The Head of the Department for International Development (DFID)-Kenya, Lisa Phillips, attended the official launch of the Maternal and Child Nutrition Programme by the government of Kenya, the European Union (EU) and UNICEF. The launch was officiated by H.E First Lady Margaret Kenyatta and attended by Deputy Country Representative in UNICEF, Dr. Madhavi Ashok, and the Director of Medical Services, Dr Nicholas Muraguri among others. The event brought together high level nutrition stakeholders from government, UN agencies and development partners to share challenges, opportunities and lessons learned in efforts to use a multi-sectoral approach to address malnutrition in Kenya.
Malnutrition is a significant public health problem in Kenya with one third of Kenyan children stunted (below adequate height for age), amounting to 2.1 million children under five. Kenya has been identified in the 2013 Lancet series on under-nutrition as one of the 36 countries that carry 90 per cent of the global burden of stunting. Malnutrition affects Kenya’s socio-economic development and potential to reduce poverty ahead of its “Kenya Vision 2030” goal of transforming Kenya into a globally competitive and prosperous nation with a high quality of life by 2030.
The government of Kenya joined the global movement for Scaling Up Nutrition (SUN) in November, 2012. A package of high impact nutrition interventions has been adopted to accelerate the reduction of high malnutrition rates, and a National Nutrition Action Plan put in place to implement these strategies.
Speaking at the event, Lisa Phillips said:
The UK appreciates the efforts made by Kenya in addressing under-nutrition and micronutrient deficiency among children below 5 years of age and women of reproductive age. We appreciate the involvement of Her Excellency the First Lady as a patron of the SUN movement in Kenya and encourage the national government to put more emphasis on policies that will address stunting to help the country achieve its economic potential
We ask the county governments to take ownership and increase their commitment to tackling under-nutrition. In particular, we urge county governments to consider increasing their budgetary allocation to nutrition and to enhance the integration of nutrition within primary health. A malnourished child suffering from malaria does not need to be seen by two different healthcare workers.
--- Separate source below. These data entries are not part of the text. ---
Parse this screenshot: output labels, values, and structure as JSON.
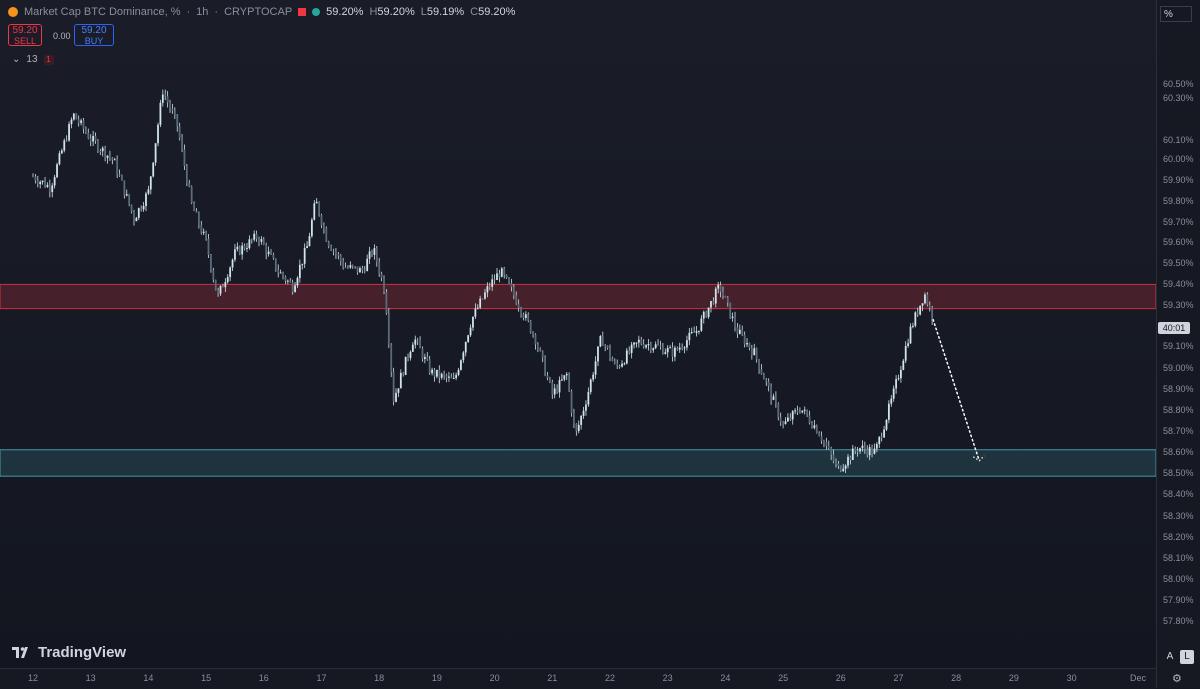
{
  "header": {
    "symbol": "Market Cap BTC Dominance, %",
    "sep": "·",
    "interval": "1h",
    "exchange": "CRYPTOCAP",
    "open": "59.20%",
    "high_label": "H",
    "high": "59.20%",
    "low_label": "L",
    "low": "59.19%",
    "close_label": "C",
    "close": "59.20%"
  },
  "trade": {
    "sell_price": "59.20",
    "sell_label": "SELL",
    "spread": "0.00",
    "buy_price": "59.20",
    "buy_label": "BUY"
  },
  "indicators": {
    "count": "13",
    "badge": "1"
  },
  "axis": {
    "unit": "%",
    "current_time": "40:01",
    "auto_label": "A",
    "log_label": "L"
  },
  "branding": {
    "name": "TradingView"
  },
  "colors": {
    "resistance_zone": "#f23645",
    "support_zone": "#4fb3c4",
    "candle": "#d1e4ea",
    "projection": "#ffffff",
    "background": "#13161f"
  },
  "chart_data": {
    "type": "candlestick",
    "ylim": [
      57.62,
      60.65
    ],
    "y_ticks": [
      "60.50%",
      "60.30%",
      "60.10%",
      "60.00%",
      "59.90%",
      "59.80%",
      "59.70%",
      "59.60%",
      "59.50%",
      "59.40%",
      "59.30%",
      "59.10%",
      "59.00%",
      "58.90%",
      "58.80%",
      "58.70%",
      "58.60%",
      "58.50%",
      "58.40%",
      "58.30%",
      "58.20%",
      "58.10%",
      "58.00%",
      "57.90%",
      "57.80%"
    ],
    "x_ticks": [
      "12",
      "13",
      "14",
      "15",
      "16",
      "17",
      "18",
      "19",
      "20",
      "21",
      "22",
      "23",
      "24",
      "25",
      "26",
      "27",
      "28",
      "29",
      "30",
      "Dec"
    ],
    "zones": [
      {
        "name": "resistance",
        "y_from": 59.25,
        "y_to": 59.36
      },
      {
        "name": "support",
        "y_from": 58.49,
        "y_to": 58.61
      }
    ],
    "price_path": [
      {
        "day": 12.0,
        "v": 59.85
      },
      {
        "day": 12.3,
        "v": 59.8
      },
      {
        "day": 12.7,
        "v": 60.13
      },
      {
        "day": 13.0,
        "v": 60.02
      },
      {
        "day": 13.4,
        "v": 59.92
      },
      {
        "day": 13.75,
        "v": 59.66
      },
      {
        "day": 14.0,
        "v": 59.78
      },
      {
        "day": 14.25,
        "v": 60.24
      },
      {
        "day": 14.5,
        "v": 60.08
      },
      {
        "day": 14.75,
        "v": 59.72
      },
      {
        "day": 15.0,
        "v": 59.55
      },
      {
        "day": 15.2,
        "v": 59.3
      },
      {
        "day": 15.5,
        "v": 59.5
      },
      {
        "day": 15.9,
        "v": 59.58
      },
      {
        "day": 16.25,
        "v": 59.42
      },
      {
        "day": 16.5,
        "v": 59.35
      },
      {
        "day": 16.75,
        "v": 59.53
      },
      {
        "day": 16.9,
        "v": 59.74
      },
      {
        "day": 17.1,
        "v": 59.56
      },
      {
        "day": 17.4,
        "v": 59.44
      },
      {
        "day": 17.7,
        "v": 59.42
      },
      {
        "day": 17.9,
        "v": 59.52
      },
      {
        "day": 18.1,
        "v": 59.33
      },
      {
        "day": 18.25,
        "v": 58.84
      },
      {
        "day": 18.6,
        "v": 59.12
      },
      {
        "day": 18.9,
        "v": 58.96
      },
      {
        "day": 19.3,
        "v": 58.92
      },
      {
        "day": 19.6,
        "v": 59.2
      },
      {
        "day": 19.9,
        "v": 59.35
      },
      {
        "day": 20.1,
        "v": 59.42
      },
      {
        "day": 20.4,
        "v": 59.28
      },
      {
        "day": 20.7,
        "v": 59.12
      },
      {
        "day": 21.0,
        "v": 58.86
      },
      {
        "day": 21.25,
        "v": 58.95
      },
      {
        "day": 21.4,
        "v": 58.67
      },
      {
        "day": 21.6,
        "v": 58.85
      },
      {
        "day": 21.85,
        "v": 59.12
      },
      {
        "day": 22.1,
        "v": 58.98
      },
      {
        "day": 22.5,
        "v": 59.1
      },
      {
        "day": 22.8,
        "v": 59.08
      },
      {
        "day": 23.1,
        "v": 59.05
      },
      {
        "day": 23.5,
        "v": 59.15
      },
      {
        "day": 23.9,
        "v": 59.35
      },
      {
        "day": 24.2,
        "v": 59.15
      },
      {
        "day": 24.5,
        "v": 59.05
      },
      {
        "day": 24.8,
        "v": 58.85
      },
      {
        "day": 25.0,
        "v": 58.72
      },
      {
        "day": 25.3,
        "v": 58.8
      },
      {
        "day": 25.6,
        "v": 58.7
      },
      {
        "day": 25.95,
        "v": 58.52
      },
      {
        "day": 26.3,
        "v": 58.62
      },
      {
        "day": 26.6,
        "v": 58.6
      },
      {
        "day": 26.9,
        "v": 58.85
      },
      {
        "day": 27.2,
        "v": 59.15
      },
      {
        "day": 27.45,
        "v": 59.32
      },
      {
        "day": 27.6,
        "v": 59.2
      }
    ],
    "projection": {
      "from_day": 27.6,
      "from_v": 59.2,
      "to_day": 28.4,
      "to_v": 58.56
    }
  }
}
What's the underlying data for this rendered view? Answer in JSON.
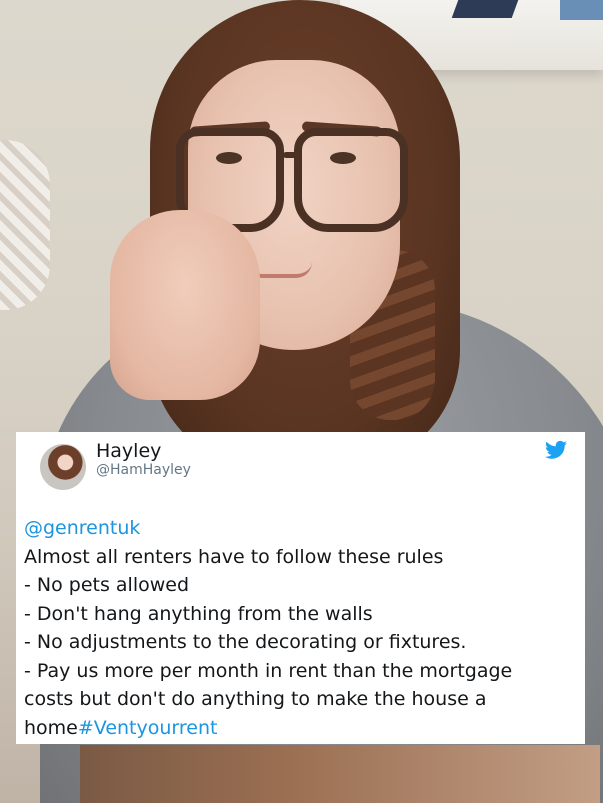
{
  "tweet": {
    "author_name": "Hayley",
    "author_handle": "@HamHayley",
    "mention": "@genrentuk",
    "lines": [
      "Almost all renters have to follow these rules",
      "- No pets allowed",
      "- Don't hang anything from the walls",
      "- No adjustments to the decorating or fixtures.",
      "- Pay us more per month in rent than the mortgage",
      "costs but don't do anything to make the house a"
    ],
    "last_line_text": "home",
    "hashtag": "#Ventyourrent",
    "bird_icon": "twitter-bird-icon",
    "link_color": "#1b95e0",
    "bird_color": "#1da1f2"
  }
}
UKaid is helping improve nutrition globally and supports nutrition at both global and country levels. In Kenya, UKaid is supporting a 4-year programme (2012 - 2016) to deliver an integrated package of health and nutrition services to malnourished children and pregnant women in 11 Arid and Semi- Arid counties namely; Turkana, Mandera, Wajir, Garissa, Tana River, Baringo, Marsabit, Samburu, West Pokot, Laikipia and Isiolo. The programme has so far reached 80,000 malnourished children and over 30,000 malnourished pregnant women